This time, they say it again. Windows Phone 7.5 cannot be upgraded to Windows Phone 8. However, this time, they were “kind” enough to upgrade it to Windows Phone 7.8, which will sports the same nice looking start screen of Windows Phone 8 and some other tidbits.
This is frustrating yet understandable. If the current hardware needs an overhaul to stay in competition, it is better to do it fast. Its competitors are way ahead in this area (Google Android, Apple iOS). However, I am not sure how the people feel when they had just signed a 2-years contract for a Windows Phone.
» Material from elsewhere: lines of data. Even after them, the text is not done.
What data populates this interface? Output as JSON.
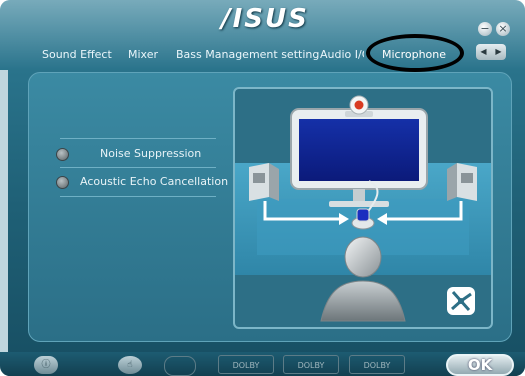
{
  "header": {
    "logo": "/ISUS",
    "minimize_glyph": "−",
    "close_glyph": "×"
  },
  "tabs": [
    {
      "label": "Sound Effect",
      "active": false
    },
    {
      "label": "Mixer",
      "active": false
    },
    {
      "label": "Bass Management setting",
      "active": false
    },
    {
      "label": "Audio I/O",
      "active": false
    },
    {
      "label": "Microphone",
      "active": true
    }
  ],
  "tab_nav": {
    "prev": "◀",
    "next": "▶"
  },
  "options": [
    {
      "label": "Noise Suppression",
      "selected": false
    },
    {
      "label": "Acoustic Echo Cancellation",
      "selected": false
    }
  ],
  "footer": {
    "info_icon": "info-icon",
    "dolby_labels": [
      "DOLBY",
      "DOLBY",
      "DOLBY"
    ],
    "ok_label": "OK"
  },
  "colors": {
    "frame": "#2a7490",
    "panel": "#3585a0",
    "highlight_ellipse": "#000000"
  }
}
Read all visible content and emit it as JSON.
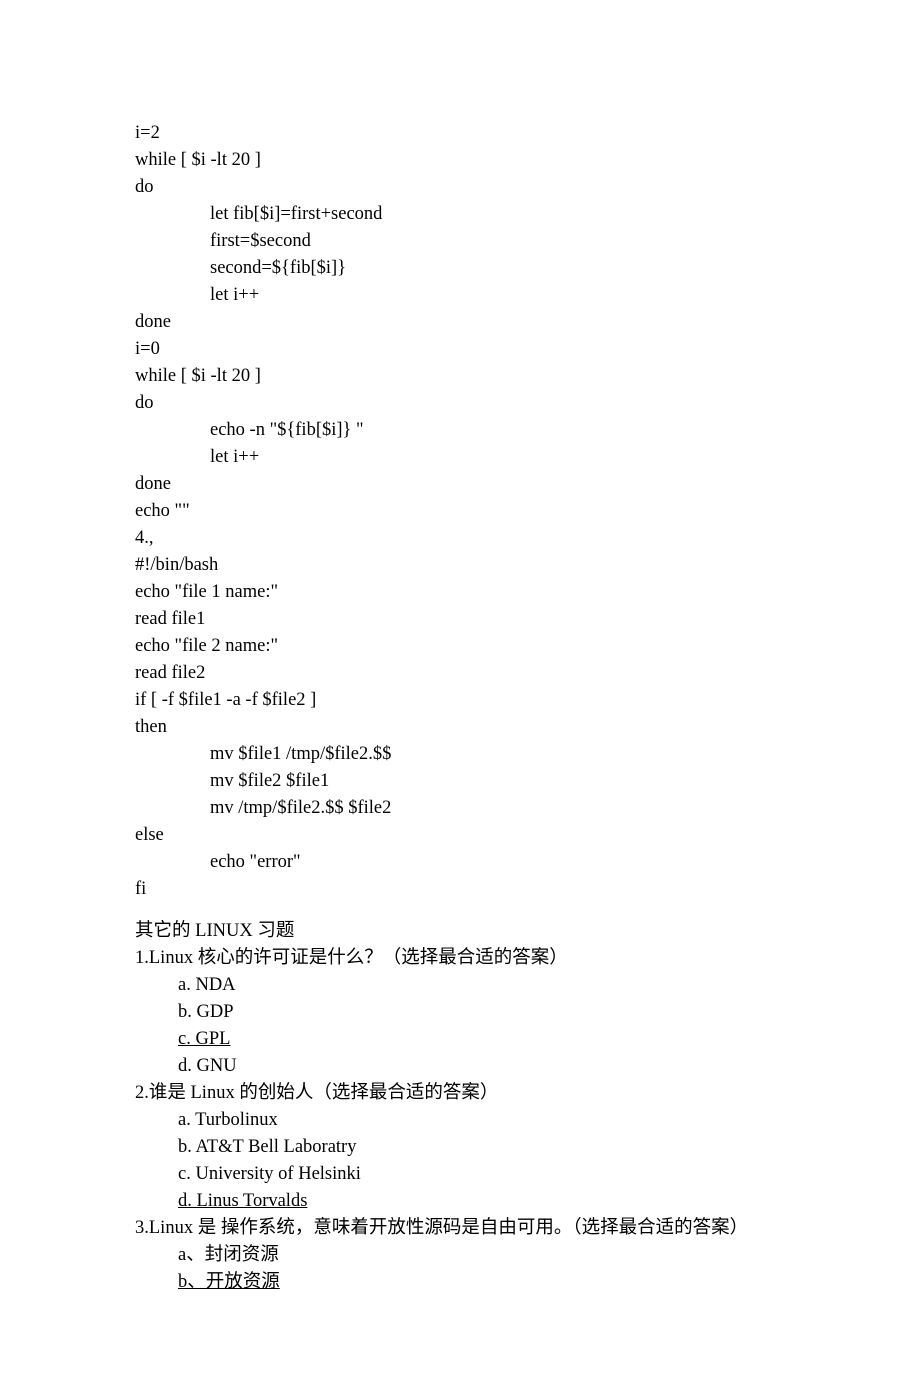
{
  "code": {
    "l1": "i=2",
    "l2": "while [ $i -lt 20 ]",
    "l3": "do",
    "l4": "let fib[$i]=first+second",
    "l5": "first=$second",
    "l6": "second=${fib[$i]}",
    "l7": "let i++",
    "l8": "done",
    "l9": "i=0",
    "l10": "while [ $i -lt 20 ]",
    "l11": "do",
    "l12": "echo -n \"${fib[$i]} \"",
    "l13": "let i++",
    "l14": "done",
    "l15": "echo \"\"",
    "l16": "4.,",
    "l17": "#!/bin/bash",
    "l18": "echo \"file 1 name:\"",
    "l19": "read file1",
    "l20": "echo \"file 2 name:\"",
    "l21": "read file2",
    "l22": "if [ -f $file1 -a -f $file2 ]",
    "l23": "then",
    "l24": "mv $file1 /tmp/$file2.$$",
    "l25": "mv $file2 $file1",
    "l26": "mv /tmp/$file2.$$ $file2",
    "l27": "else",
    "l28": "echo \"error\"",
    "l29": "fi"
  },
  "heading": {
    "zh1": "其它的 ",
    "en": "LINUX ",
    "zh2": "习题"
  },
  "q1": {
    "text": "1.Linux 核心的许可证是什么？（选择最合适的答案）",
    "a": "a. NDA",
    "b": "b. GDP",
    "c": "c. GPL",
    "d": "d. GNU"
  },
  "q2": {
    "text": "2.谁是 Linux 的创始人（选择最合适的答案）",
    "a": "a. Turbolinux",
    "b": "b. AT&T Bell Laboratry",
    "c": "c. University of Helsinki",
    "d": "d. Linus Torvalds"
  },
  "q3": {
    "text": "3.Linux 是  操作系统，意味着开放性源码是自由可用。（选择最合适的答案）",
    "a": "a、封闭资源",
    "b": "b、开放资源"
  }
}
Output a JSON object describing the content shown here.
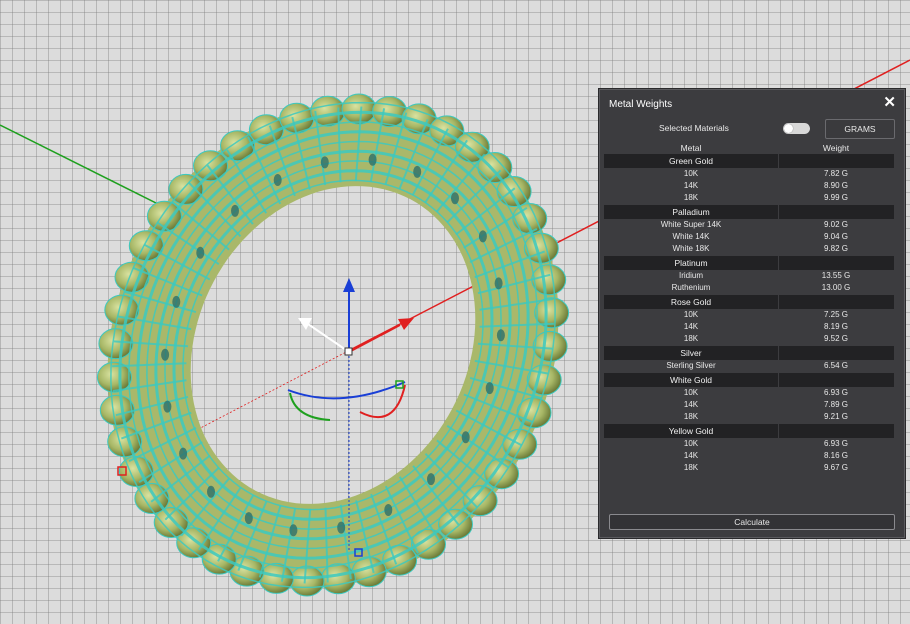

One significant advantage I can see is that Microsoft will have a “light” version in the form of Windows Phone 8 or Windows RT tablet and a “full” version in the form of Windows 8 Pro tablet (that I am looking forward to). This is something the competitors do not have (the full version).
Microsoft did not forget about the developers. Microsoft has made sure that Windows Phone 7.5 apps can be used on Windows Phone 8 and making apps for Windows Phone 8 will be easier.
- Native code support: Windows Phone 8 has full C and C++ support, making it easier to write apps for multiple platforms more quickly. It also means Windows Phone 8 supports popular gaming middleware such as Havok Vision Engine, Autodesk Scaleform, Audiokinetic Wwise, and Firelight FMOD, as well as native DirectX-based game development.
- In-app payments: In Windows Phone 8 we make it possible for app makers to sell virtual and digital goods within their apps.
- Integrated Internet calling: In Windows Phone 8, developers can create VoIP apps that plug into our existing calling feature so Internet calls can be answered like traditional phone calls, using the same calling interface.
- Multitasking enhancements. Windows Phone 8 now allows location-based apps like exercise trackers or navigation aids to run in the background, so they keep working even when you’re doing other things on your phone.
On a final note (or rant), Microsoft Marketplace has finally reached the 100,000 apps. Hopefully, we can see official apps getting into Marketplace fast.
For those who are really, really keen to watch the Windows Phone Summit, click on the link below.
That is it! Enjoy the future Windows 8 and Windows Phone 8.
Update: I forgot to add in who are the manufacturers for the first wave of Windows Phone 8.
The first wave of devices for Windows Phone 8 will come from Nokia, Huawei, Samsung, and HTC, all built on next-generation chips from Qualcomm.